Well, the last week of my divemaster course in Lembongan was bittersweet. I was so excited to finally journey to the breathtaking Bunaken I had heard so much about, but could not shake the melancholy I felt for leaving Nusa Lembongan Island. I did however get very lucky, as my last week there was full of guests and scuba diving courses, which meant a lot of daily fun diving for me! I thought eventually I might get tired of the reef walls along the north coast of Nusa Penida, or eventually my wonderment for Mantas might dwindle but I am now quite sure, that is impossible.
Bunaken is home to Asia’s best wall dives, making it easy to marvel at the sheer length and depth of them whilst overlooking the smaller creatures that live underwater in Bunaken – but this week, we’ve been fascinated by a tiny little marine dweller called candy crab or soft coral crab. Hard to spot as they mimic the soft coral they live on almost perfectly, it’s down to our guides’ amazing eyes to find them.
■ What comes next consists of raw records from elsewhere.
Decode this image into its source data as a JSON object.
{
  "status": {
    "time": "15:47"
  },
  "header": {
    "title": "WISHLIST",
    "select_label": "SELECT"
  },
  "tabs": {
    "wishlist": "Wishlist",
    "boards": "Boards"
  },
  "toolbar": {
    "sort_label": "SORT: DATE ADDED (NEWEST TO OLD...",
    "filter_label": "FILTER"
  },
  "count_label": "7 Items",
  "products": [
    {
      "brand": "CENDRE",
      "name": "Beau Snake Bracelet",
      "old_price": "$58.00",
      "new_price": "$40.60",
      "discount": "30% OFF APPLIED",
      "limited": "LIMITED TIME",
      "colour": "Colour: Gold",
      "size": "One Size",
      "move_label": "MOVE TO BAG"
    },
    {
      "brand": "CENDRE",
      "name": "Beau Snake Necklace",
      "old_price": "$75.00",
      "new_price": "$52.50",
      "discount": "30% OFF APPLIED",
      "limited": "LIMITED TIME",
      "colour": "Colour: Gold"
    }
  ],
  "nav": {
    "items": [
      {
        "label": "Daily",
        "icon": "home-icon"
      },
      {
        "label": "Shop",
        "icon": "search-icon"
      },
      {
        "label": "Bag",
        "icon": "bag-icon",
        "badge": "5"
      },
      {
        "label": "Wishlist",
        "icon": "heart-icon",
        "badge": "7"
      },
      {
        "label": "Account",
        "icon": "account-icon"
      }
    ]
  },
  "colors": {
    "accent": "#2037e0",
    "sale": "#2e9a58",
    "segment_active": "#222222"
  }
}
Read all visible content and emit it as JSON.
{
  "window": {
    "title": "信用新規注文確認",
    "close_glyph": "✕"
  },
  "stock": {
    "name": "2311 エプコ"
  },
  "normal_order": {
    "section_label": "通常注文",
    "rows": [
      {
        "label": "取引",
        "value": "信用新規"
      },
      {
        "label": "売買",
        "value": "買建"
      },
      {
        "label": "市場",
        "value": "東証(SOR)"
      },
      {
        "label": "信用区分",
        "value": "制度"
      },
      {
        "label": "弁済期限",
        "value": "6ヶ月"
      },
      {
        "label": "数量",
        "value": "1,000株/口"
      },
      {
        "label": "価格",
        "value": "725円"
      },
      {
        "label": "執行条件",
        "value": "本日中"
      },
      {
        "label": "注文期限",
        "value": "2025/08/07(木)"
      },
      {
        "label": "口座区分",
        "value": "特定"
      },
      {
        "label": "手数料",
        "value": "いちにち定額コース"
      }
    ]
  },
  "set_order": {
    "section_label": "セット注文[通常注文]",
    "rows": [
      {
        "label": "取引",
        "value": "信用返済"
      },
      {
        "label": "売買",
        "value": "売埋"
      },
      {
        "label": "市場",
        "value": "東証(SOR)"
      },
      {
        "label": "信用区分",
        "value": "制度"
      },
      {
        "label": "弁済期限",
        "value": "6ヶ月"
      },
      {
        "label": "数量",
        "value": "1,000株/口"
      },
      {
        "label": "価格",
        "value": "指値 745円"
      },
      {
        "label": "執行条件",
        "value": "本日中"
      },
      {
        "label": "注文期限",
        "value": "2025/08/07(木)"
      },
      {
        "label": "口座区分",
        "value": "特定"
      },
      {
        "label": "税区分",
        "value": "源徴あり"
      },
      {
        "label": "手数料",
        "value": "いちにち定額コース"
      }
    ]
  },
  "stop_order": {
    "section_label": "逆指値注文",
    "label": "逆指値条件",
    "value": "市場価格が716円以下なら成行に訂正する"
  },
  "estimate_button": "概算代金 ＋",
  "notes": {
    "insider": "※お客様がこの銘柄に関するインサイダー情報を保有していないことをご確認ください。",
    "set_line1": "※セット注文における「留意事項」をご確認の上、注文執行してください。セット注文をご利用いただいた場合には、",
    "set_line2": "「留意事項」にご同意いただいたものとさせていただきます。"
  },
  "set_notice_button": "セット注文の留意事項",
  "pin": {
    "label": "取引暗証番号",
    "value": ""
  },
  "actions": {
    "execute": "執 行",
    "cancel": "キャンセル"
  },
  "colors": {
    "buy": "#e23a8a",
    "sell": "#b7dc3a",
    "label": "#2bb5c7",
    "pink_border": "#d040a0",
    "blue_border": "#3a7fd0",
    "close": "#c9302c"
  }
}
I had the pleasure of doing my Wreck and Night Diver specialities this week. Having not been on a night dive for over 5 years, I was reminded of why I loved it so much. Bunaken night diving is amazing; enormous crabs lurking in the reef, mandarin fish hiding in the corals, and beautiful Pleurobranch displaying their splendid purple colour in the torch light. On the final dive, when I was required to turn my torch off for 3 minutes, I was lucky enough to be diving on a near full moon, and found that my body movements activated the bioluminescence. This made the three minutes rather enjoyable, this also served as entertainment for a student taking her advanced course night dive who commented on the light show she witnessed whilst all was dark.